Dataset records
= = =

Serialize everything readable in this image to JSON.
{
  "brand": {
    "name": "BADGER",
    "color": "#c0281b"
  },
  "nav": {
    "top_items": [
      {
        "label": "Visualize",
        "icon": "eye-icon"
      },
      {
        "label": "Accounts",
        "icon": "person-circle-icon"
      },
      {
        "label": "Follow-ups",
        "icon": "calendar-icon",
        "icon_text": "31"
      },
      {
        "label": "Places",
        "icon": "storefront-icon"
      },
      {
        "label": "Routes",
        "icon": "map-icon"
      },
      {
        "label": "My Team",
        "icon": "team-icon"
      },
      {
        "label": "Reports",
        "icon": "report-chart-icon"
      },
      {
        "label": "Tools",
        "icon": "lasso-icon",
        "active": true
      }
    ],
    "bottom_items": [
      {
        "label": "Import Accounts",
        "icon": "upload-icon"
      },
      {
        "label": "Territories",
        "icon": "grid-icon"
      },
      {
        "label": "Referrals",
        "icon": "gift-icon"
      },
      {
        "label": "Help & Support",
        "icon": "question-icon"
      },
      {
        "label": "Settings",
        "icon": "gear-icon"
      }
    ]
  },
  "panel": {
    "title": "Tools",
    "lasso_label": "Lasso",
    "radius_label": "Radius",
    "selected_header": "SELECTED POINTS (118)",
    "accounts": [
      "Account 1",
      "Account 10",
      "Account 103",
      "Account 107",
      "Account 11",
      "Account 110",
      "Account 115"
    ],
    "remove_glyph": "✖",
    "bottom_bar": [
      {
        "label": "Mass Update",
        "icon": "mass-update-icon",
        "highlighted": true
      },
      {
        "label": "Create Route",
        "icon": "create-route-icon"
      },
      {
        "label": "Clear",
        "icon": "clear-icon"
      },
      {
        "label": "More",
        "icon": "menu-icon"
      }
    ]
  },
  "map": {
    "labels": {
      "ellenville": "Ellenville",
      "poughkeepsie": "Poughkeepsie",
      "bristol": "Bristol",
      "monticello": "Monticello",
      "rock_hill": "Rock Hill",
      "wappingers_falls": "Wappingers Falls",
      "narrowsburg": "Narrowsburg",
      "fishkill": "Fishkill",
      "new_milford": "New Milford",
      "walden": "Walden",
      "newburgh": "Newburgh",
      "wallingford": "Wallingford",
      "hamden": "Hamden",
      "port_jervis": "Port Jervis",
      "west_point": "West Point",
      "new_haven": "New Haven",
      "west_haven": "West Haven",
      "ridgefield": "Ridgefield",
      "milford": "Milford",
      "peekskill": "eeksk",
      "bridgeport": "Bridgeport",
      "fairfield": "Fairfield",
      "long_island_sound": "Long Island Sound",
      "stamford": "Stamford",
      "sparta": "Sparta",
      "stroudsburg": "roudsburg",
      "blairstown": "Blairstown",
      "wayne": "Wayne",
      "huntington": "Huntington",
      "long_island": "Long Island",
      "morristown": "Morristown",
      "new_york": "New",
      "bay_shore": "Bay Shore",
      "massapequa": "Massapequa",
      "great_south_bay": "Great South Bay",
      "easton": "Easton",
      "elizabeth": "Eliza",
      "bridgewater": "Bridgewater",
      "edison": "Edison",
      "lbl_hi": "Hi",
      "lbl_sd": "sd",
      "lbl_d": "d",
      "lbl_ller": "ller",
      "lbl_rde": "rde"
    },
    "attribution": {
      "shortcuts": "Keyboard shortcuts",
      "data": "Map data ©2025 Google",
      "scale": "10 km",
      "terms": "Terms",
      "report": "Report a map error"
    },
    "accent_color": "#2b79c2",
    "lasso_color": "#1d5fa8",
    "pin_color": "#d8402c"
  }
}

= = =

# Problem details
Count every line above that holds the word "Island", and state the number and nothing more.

# Task response
2